## [ABOUT THIS EXERCISE]
Take the entries below and write them out exactly, with each picture removed.

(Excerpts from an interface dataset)

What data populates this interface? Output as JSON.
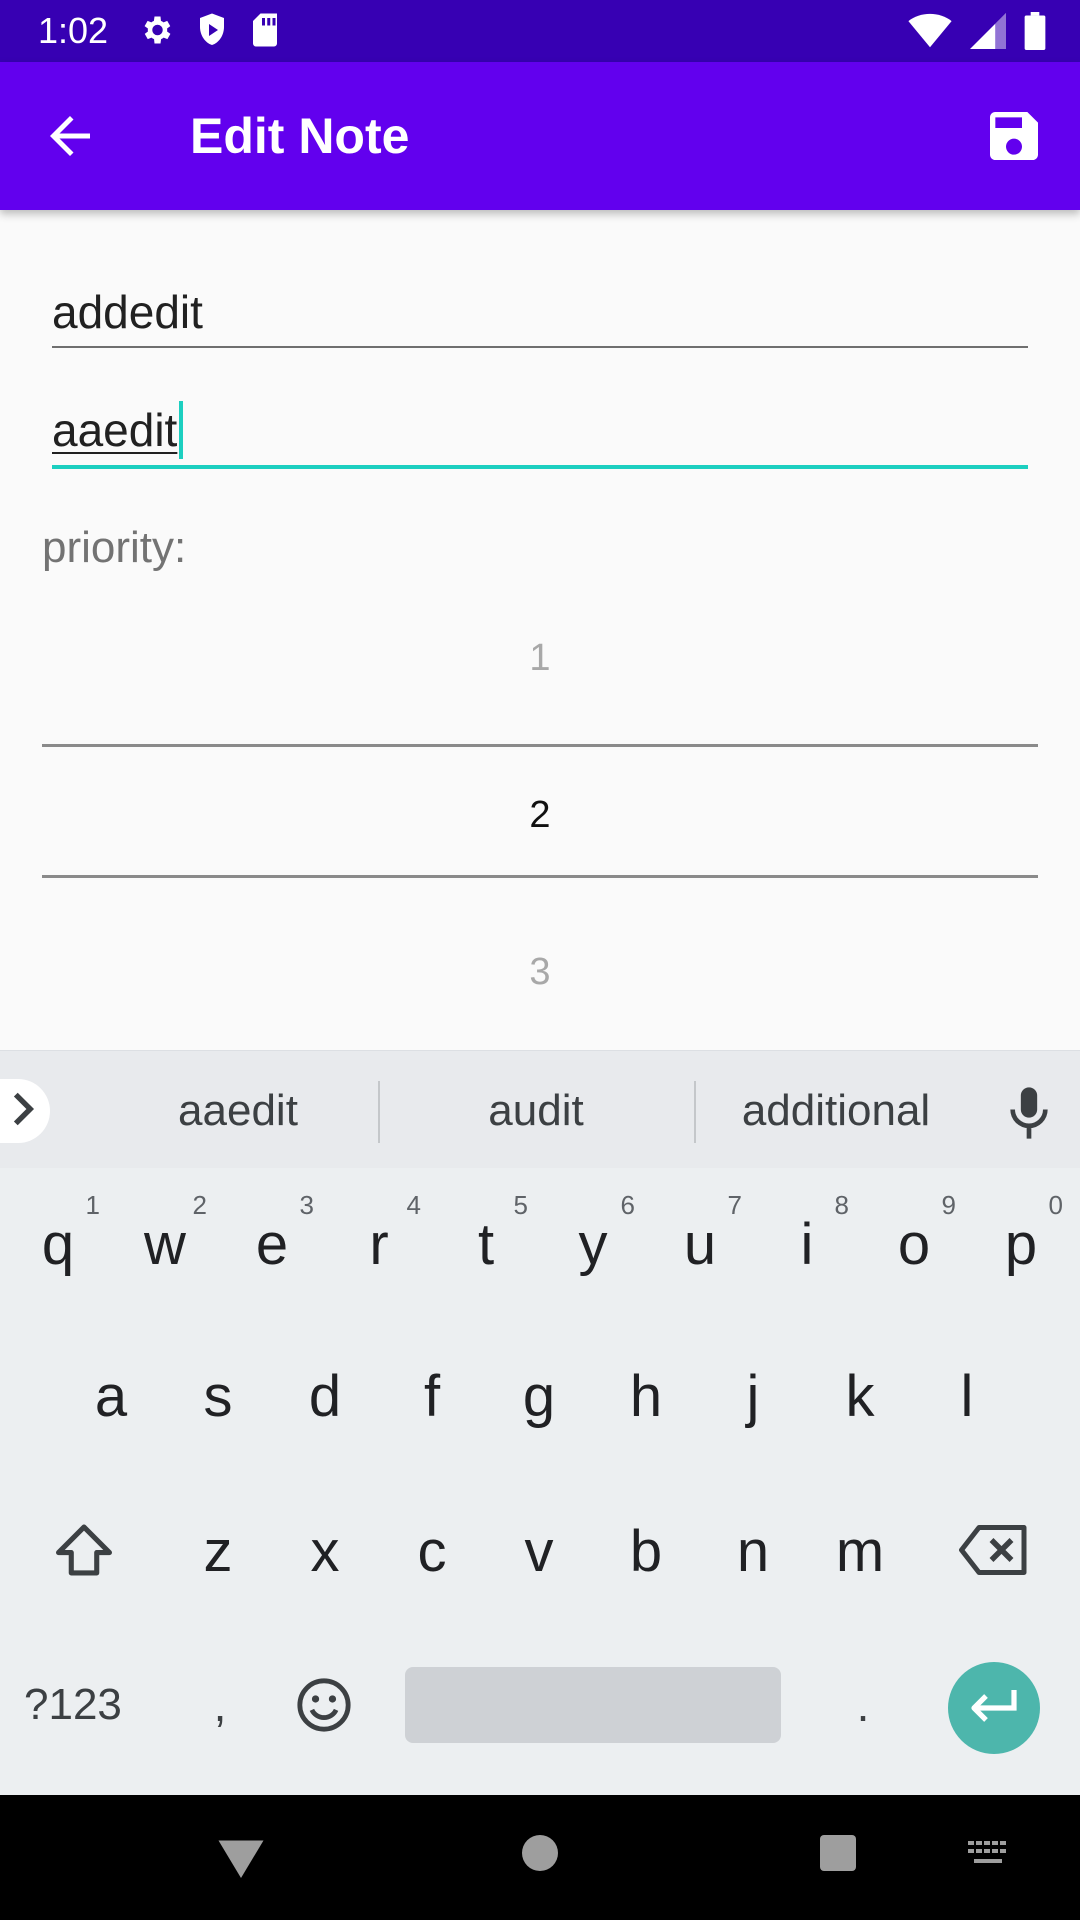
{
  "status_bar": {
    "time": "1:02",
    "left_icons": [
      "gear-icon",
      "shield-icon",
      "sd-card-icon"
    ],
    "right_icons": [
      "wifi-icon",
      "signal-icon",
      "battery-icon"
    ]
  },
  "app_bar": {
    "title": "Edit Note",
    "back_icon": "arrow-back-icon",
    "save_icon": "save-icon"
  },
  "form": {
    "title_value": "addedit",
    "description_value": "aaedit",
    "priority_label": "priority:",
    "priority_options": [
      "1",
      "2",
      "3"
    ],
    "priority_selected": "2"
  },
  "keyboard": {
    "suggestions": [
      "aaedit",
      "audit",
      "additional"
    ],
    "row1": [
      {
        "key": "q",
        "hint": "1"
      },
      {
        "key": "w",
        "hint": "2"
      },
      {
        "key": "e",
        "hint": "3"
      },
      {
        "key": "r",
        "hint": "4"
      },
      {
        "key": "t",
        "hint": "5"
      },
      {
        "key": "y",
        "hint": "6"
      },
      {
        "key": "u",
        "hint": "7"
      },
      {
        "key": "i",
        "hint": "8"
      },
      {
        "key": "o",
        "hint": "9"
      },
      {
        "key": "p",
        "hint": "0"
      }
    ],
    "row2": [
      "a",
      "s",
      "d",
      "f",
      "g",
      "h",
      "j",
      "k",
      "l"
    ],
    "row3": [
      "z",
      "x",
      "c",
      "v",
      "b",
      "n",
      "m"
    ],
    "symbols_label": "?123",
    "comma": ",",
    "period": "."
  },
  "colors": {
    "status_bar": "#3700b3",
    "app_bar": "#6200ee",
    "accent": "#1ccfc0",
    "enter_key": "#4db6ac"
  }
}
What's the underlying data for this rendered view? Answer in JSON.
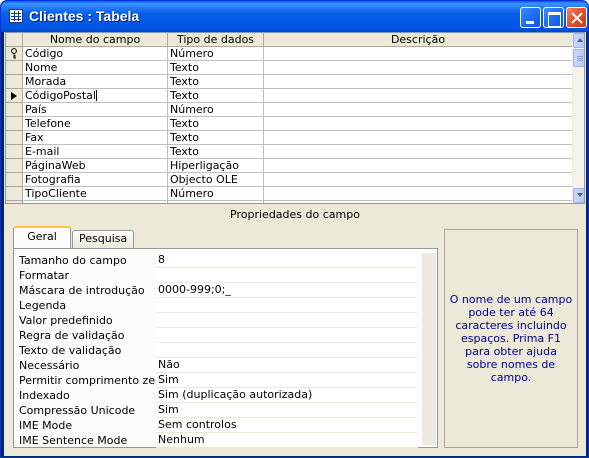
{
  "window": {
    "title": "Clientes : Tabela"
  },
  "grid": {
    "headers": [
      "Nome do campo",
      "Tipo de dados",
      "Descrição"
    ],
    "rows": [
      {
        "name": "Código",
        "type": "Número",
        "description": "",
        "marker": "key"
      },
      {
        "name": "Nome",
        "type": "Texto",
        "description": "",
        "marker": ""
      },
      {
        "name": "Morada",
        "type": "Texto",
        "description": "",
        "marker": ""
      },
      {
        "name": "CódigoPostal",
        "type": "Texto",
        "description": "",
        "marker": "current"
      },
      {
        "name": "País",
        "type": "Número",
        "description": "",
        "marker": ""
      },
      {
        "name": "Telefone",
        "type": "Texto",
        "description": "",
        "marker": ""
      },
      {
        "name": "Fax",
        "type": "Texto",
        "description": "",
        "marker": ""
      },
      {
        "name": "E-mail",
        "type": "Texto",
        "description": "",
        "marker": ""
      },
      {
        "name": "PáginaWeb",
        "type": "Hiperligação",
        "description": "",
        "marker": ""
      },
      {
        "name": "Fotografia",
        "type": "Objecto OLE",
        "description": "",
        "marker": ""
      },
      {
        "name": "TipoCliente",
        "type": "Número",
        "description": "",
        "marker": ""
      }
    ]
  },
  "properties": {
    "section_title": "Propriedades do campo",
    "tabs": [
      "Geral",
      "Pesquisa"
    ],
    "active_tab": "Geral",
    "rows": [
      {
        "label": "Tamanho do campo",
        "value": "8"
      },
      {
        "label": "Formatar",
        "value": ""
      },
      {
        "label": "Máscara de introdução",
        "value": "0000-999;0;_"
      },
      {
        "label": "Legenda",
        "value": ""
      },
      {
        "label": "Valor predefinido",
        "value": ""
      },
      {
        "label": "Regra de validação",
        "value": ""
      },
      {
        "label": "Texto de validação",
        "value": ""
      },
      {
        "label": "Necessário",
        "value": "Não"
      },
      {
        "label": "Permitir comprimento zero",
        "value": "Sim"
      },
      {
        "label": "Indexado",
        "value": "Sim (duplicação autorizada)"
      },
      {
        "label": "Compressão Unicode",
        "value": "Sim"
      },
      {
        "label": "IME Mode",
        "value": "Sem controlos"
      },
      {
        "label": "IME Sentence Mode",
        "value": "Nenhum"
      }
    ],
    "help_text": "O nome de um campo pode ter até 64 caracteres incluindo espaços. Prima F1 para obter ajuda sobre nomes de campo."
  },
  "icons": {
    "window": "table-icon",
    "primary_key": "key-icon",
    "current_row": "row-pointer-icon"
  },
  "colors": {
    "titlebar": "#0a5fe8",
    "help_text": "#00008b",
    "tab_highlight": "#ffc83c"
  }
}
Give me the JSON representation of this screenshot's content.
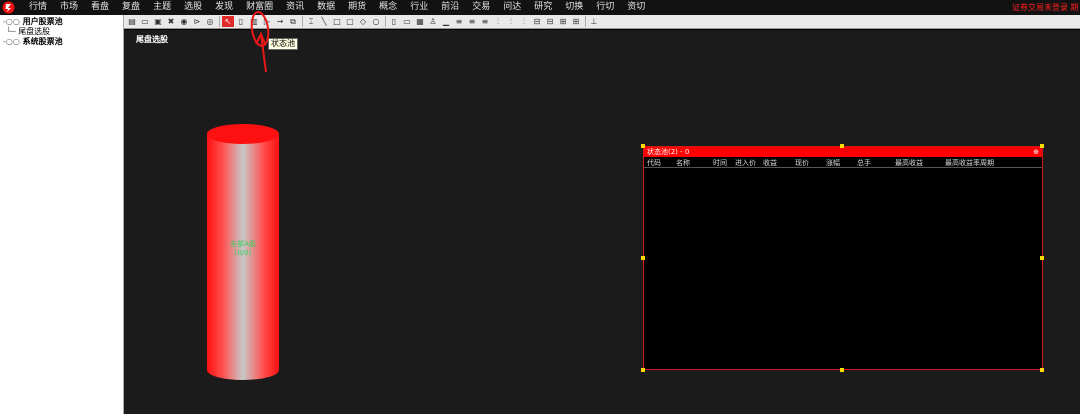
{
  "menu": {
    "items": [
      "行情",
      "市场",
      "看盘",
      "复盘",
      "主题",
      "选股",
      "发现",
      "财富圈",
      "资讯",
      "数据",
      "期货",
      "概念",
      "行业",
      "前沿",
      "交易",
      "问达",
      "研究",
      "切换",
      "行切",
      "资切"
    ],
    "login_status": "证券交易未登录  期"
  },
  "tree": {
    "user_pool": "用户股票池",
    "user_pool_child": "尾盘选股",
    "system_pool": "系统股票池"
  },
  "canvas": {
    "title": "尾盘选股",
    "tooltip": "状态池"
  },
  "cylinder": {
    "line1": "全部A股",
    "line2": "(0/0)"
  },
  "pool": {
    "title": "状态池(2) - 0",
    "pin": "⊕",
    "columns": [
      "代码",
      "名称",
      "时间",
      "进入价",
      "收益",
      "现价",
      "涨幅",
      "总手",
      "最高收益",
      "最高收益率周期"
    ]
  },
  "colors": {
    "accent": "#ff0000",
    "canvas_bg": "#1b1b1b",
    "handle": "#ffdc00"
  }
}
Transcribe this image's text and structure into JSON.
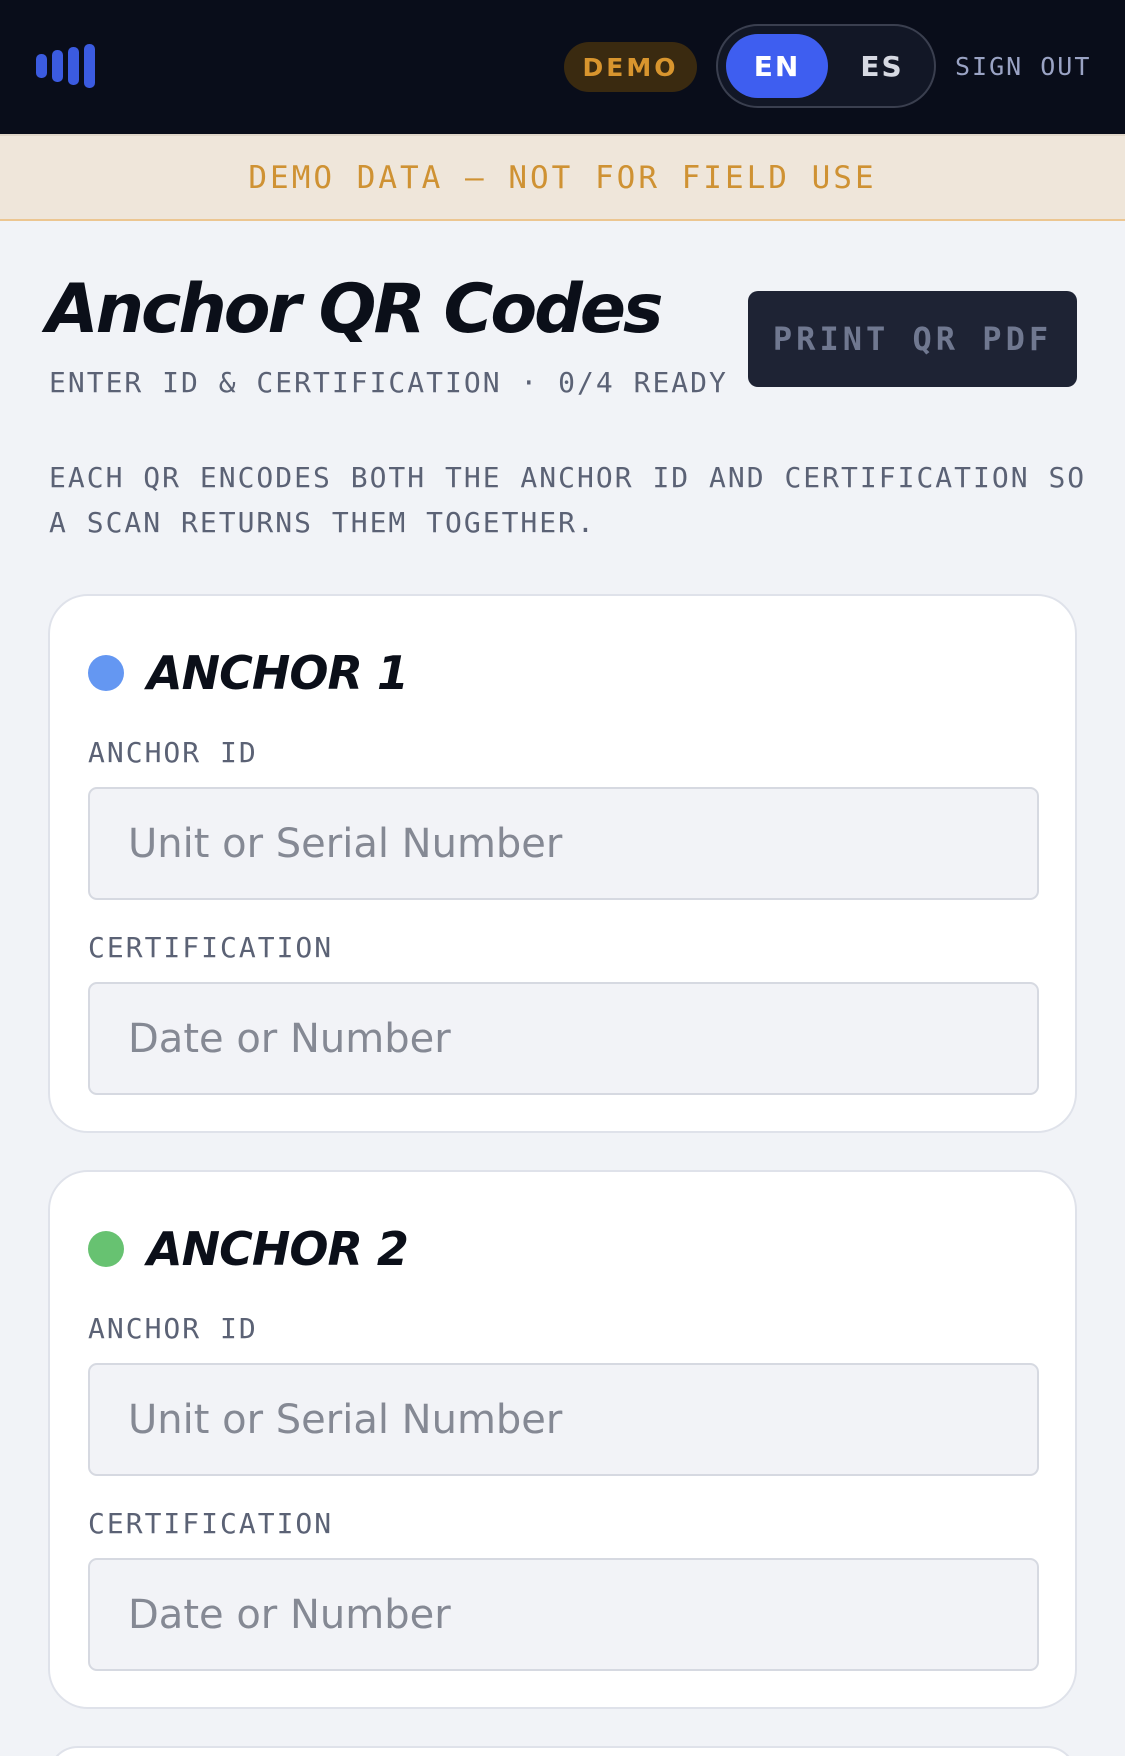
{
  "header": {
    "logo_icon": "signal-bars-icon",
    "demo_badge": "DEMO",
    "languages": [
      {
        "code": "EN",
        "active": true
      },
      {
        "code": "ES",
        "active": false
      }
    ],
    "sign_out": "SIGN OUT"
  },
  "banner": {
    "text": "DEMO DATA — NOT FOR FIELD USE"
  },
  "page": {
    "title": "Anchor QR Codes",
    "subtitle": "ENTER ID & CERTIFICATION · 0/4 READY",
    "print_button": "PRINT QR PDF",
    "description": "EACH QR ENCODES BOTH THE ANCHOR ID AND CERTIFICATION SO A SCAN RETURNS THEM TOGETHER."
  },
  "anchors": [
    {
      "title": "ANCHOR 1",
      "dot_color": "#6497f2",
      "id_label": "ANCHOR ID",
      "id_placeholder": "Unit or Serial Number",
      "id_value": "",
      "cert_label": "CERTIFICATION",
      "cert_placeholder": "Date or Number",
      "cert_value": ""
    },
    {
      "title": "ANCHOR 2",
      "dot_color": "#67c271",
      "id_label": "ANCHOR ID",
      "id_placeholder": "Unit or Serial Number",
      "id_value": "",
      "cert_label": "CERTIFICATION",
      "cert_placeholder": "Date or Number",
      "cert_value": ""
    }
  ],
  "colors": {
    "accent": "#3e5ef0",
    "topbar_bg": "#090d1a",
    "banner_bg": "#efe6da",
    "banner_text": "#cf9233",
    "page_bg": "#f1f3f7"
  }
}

## [EXERCISE RESULT]
What data populates this interface? Output as JSON.
{
  "status_bar": {
    "time": "1:02",
    "left_icons": [
      "gear-icon",
      "shield-icon",
      "sd-card-icon"
    ],
    "right_icons": [
      "wifi-icon",
      "signal-icon",
      "battery-icon"
    ]
  },
  "app_bar": {
    "title": "Edit Note",
    "back_icon": "arrow-back-icon",
    "save_icon": "save-icon"
  },
  "form": {
    "title_value": "addedit",
    "description_value": "aaedit",
    "priority_label": "priority:",
    "priority_options": [
      "1",
      "2",
      "3"
    ],
    "priority_selected": "2"
  },
  "keyboard": {
    "suggestions": [
      "aaedit",
      "audit",
      "additional"
    ],
    "row1": [
      {
        "key": "q",
        "hint": "1"
      },
      {
        "key": "w",
        "hint": "2"
      },
      {
        "key": "e",
        "hint": "3"
      },
      {
        "key": "r",
        "hint": "4"
      },
      {
        "key": "t",
        "hint": "5"
      },
      {
        "key": "y",
        "hint": "6"
      },
      {
        "key": "u",
        "hint": "7"
      },
      {
        "key": "i",
        "hint": "8"
      },
      {
        "key": "o",
        "hint": "9"
      },
      {
        "key": "p",
        "hint": "0"
      }
    ],
    "row2": [
      "a",
      "s",
      "d",
      "f",
      "g",
      "h",
      "j",
      "k",
      "l"
    ],
    "row3": [
      "z",
      "x",
      "c",
      "v",
      "b",
      "n",
      "m"
    ],
    "symbols_label": "?123",
    "comma": ",",
    "period": "."
  },
  "colors": {
    "status_bar": "#3700b3",
    "app_bar": "#6200ee",
    "accent": "#1ccfc0",
    "enter_key": "#4db6ac"
  }
}
What's the underlying data for this rendered view? Answer in JSON.
{
  "window": {
    "title": "Clientes : Tabela"
  },
  "grid": {
    "headers": [
      "Nome do campo",
      "Tipo de dados",
      "Descrição"
    ],
    "rows": [
      {
        "name": "Código",
        "type": "Número",
        "description": "",
        "marker": "key"
      },
      {
        "name": "Nome",
        "type": "Texto",
        "description": "",
        "marker": ""
      },
      {
        "name": "Morada",
        "type": "Texto",
        "description": "",
        "marker": ""
      },
      {
        "name": "CódigoPostal",
        "type": "Texto",
        "description": "",
        "marker": "current"
      },
      {
        "name": "País",
        "type": "Número",
        "description": "",
        "marker": ""
      },
      {
        "name": "Telefone",
        "type": "Texto",
        "description": "",
        "marker": ""
      },
      {
        "name": "Fax",
        "type": "Texto",
        "description": "",
        "marker": ""
      },
      {
        "name": "E-mail",
        "type": "Texto",
        "description": "",
        "marker": ""
      },
      {
        "name": "PáginaWeb",
        "type": "Hiperligação",
        "description": "",
        "marker": ""
      },
      {
        "name": "Fotografia",
        "type": "Objecto OLE",
        "description": "",
        "marker": ""
      },
      {
        "name": "TipoCliente",
        "type": "Número",
        "description": "",
        "marker": ""
      }
    ]
  },
  "properties": {
    "section_title": "Propriedades do campo",
    "tabs": [
      "Geral",
      "Pesquisa"
    ],
    "active_tab": "Geral",
    "rows": [
      {
        "label": "Tamanho do campo",
        "value": "8"
      },
      {
        "label": "Formatar",
        "value": ""
      },
      {
        "label": "Máscara de introdução",
        "value": "0000-999;0;_"
      },
      {
        "label": "Legenda",
        "value": ""
      },
      {
        "label": "Valor predefinido",
        "value": ""
      },
      {
        "label": "Regra de validação",
        "value": ""
      },
      {
        "label": "Texto de validação",
        "value": ""
      },
      {
        "label": "Necessário",
        "value": "Não"
      },
      {
        "label": "Permitir comprimento zero",
        "value": "Sim"
      },
      {
        "label": "Indexado",
        "value": "Sim (duplicação autorizada)"
      },
      {
        "label": "Compressão Unicode",
        "value": "Sim"
      },
      {
        "label": "IME Mode",
        "value": "Sem controlos"
      },
      {
        "label": "IME Sentence Mode",
        "value": "Nenhum"
      }
    ],
    "help_text": "O nome de um campo pode ter até 64 caracteres incluindo espaços. Prima F1 para obter ajuda sobre nomes de campo."
  },
  "icons": {
    "window": "table-icon",
    "primary_key": "key-icon",
    "current_row": "row-pointer-icon"
  },
  "colors": {
    "titlebar": "#0a5fe8",
    "help_text": "#00008b",
    "tab_highlight": "#ffc83c"
  }
}
Give me the JSON representation of this screenshot's content.
{
  "menu": {
    "items": [
      "行情",
      "市场",
      "看盘",
      "复盘",
      "主题",
      "选股",
      "发现",
      "财富圈",
      "资讯",
      "数据",
      "期货",
      "概念",
      "行业",
      "前沿",
      "交易",
      "问达",
      "研究",
      "切换",
      "行切",
      "资切"
    ],
    "login_status": "证券交易未登录  期"
  },
  "tree": {
    "user_pool": "用户股票池",
    "user_pool_child": "尾盘选股",
    "system_pool": "系统股票池"
  },
  "canvas": {
    "title": "尾盘选股",
    "tooltip": "状态池"
  },
  "cylinder": {
    "line1": "全部A股",
    "line2": "(0/0)"
  },
  "pool": {
    "title": "状态池(2) - 0",
    "pin": "⊕",
    "columns": [
      "代码",
      "名称",
      "时间",
      "进入价",
      "收益",
      "现价",
      "涨幅",
      "总手",
      "最高收益",
      "最高收益率周期"
    ]
  },
  "colors": {
    "accent": "#ff0000",
    "canvas_bg": "#1b1b1b",
    "handle": "#ffdc00"
  }
}
Transcribe this image's text and structure into JSON.
{
  "header": {
    "logo_icon": "signal-bars-icon",
    "demo_badge": "DEMO",
    "languages": [
      {
        "code": "EN",
        "active": true
      },
      {
        "code": "ES",
        "active": false
      }
    ],
    "sign_out": "SIGN OUT"
  },
  "banner": {
    "text": "DEMO DATA — NOT FOR FIELD USE"
  },
  "page": {
    "title": "Anchor QR Codes",
    "subtitle": "ENTER ID & CERTIFICATION · 0/4 READY",
    "print_button": "PRINT QR PDF",
    "description": "EACH QR ENCODES BOTH THE ANCHOR ID AND CERTIFICATION SO A SCAN RETURNS THEM TOGETHER."
  },
  "anchors": [
    {
      "title": "ANCHOR 1",
      "dot_color": "#6497f2",
      "id_label": "ANCHOR ID",
      "id_placeholder": "Unit or Serial Number",
      "id_value": "",
      "cert_label": "CERTIFICATION",
      "cert_placeholder": "Date or Number",
      "cert_value": ""
    },
    {
      "title": "ANCHOR 2",
      "dot_color": "#67c271",
      "id_label": "ANCHOR ID",
      "id_placeholder": "Unit or Serial Number",
      "id_value": "",
      "cert_label": "CERTIFICATION",
      "cert_placeholder": "Date or Number",
      "cert_value": ""
    }
  ],
  "colors": {
    "accent": "#3e5ef0",
    "topbar_bg": "#090d1a",
    "banner_bg": "#efe6da",
    "banner_text": "#cf9233",
    "page_bg": "#f1f3f7"
  }
}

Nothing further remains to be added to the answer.